By Danielle Mastrogiovanni, EdS
New Brunswick Public Schools Supervisor of Humanities, Grades 1-6
In thinking about the work we have been moving throughout our district, we are extremely proud of the way our teachers have been incorporating Clear Expectations and Self-Management of Learning, two of the Principles of Learning that are inextricably connected. At the onset of our work in New Brunswick Public Schools, we noticed that there was a problem of practice during small group instruction period that was impacting both our teacher-facilitated Guided Reading, as well as student-led Literacy Centers during this time. In brief, we recognized that teachers needed support in order to provide explicit instruction of developmentally appropriate reading strategies and guidance on how to create cognitively demanding center tasks that would encourage opportunities for rigorous, independent student learning.

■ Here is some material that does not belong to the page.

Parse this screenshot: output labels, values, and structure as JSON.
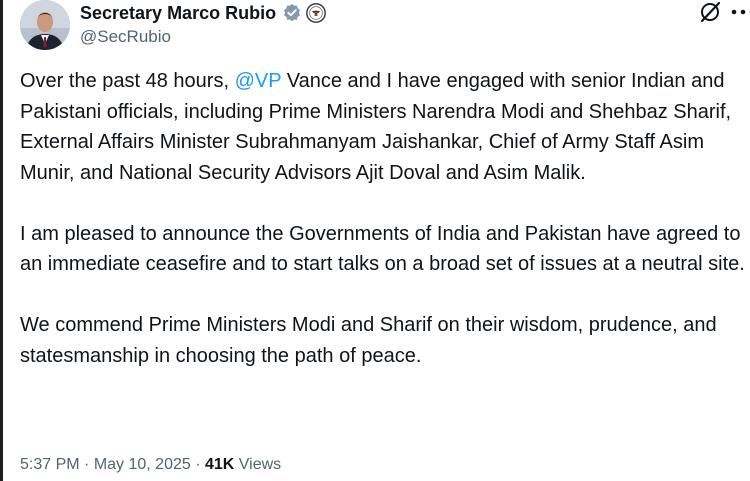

We first focused on refining the use of generalized reading strategies for all students, at all levels. We created a Guided Reading planner that not only asked teachers to identify the specific skill or strategy that they were planning to teach, but asked them to think through the explicit instructional moves that they were going to use in order to do so. This not only set up clear expectations for the students but also for the teachers. The article, “Principles of Learning for Effort-Based Education,” (Resnick and Hall, 2000) states that in order for “teaching and learning environments to create intelligence, they must communicate clear expectations about what students will learn, how they will learn it, and what qualifies as good work.” Providing both teachers and students with clear expectations of what “good” teaching and learning during Guided Reading should look like, in addition to a bank of resources that enabled them to select and plan appropriate lessons, truly helped everyone to develop a common understanding of both the rationale and the pedagogy required to increase reading proficiency across the district.
We also felt it paramount to address what the rest of the class would be doing independently while the teacher was busy working with the students in Guided Reading. For the most part, we observed students engaging with tasks that required low levels of cognitive demand; unclear about what they were being asked to do, the purpose of the work or what the expected outcomes were. The center tasks lacked both clarity of expectations and discouraged self-management of learning. In response, we created a checklist that identified and described the necessary components of small group instruction; planning, organization, relevance, rigor, choice, differentiation, accountability, and feedback. We then collected center tasks that were currently in use in order to analyze them through this lens. After identifying the places where the tasks fell short, teachers worked together to improve the existing tasks which we used to create a bank of “before and after” task cards that exemplified the necessary shifts in instruction. Exemplar tasks, which included visual, step by step instructions of what to do at each center from start to finish were created and shared so that teachers across the district could refer to, reproduce and modify the tasks as needed to meet the needs of their students. These tasks not only provided clarity, but also encouraged students to “take responsibility for their own engagement with learning… work productively and without distraction in a variety of settings—independently, with a partner, or in small groups—without the need for constant adult supervision,” (Hall and Resnick, 2000) critical components of successful Self-Management of Learning.
I firmly believe that the root of our success has been grounded in our ability to move teachers from theory to practice. In closing, if we as leaders want teachers to begin to shift their thinking and move from basic to best practice, it is critical that we provide teachers with both the theory behind the Principles of Learning as well as tangible supports that allow them to identify and replicate what they look like in action.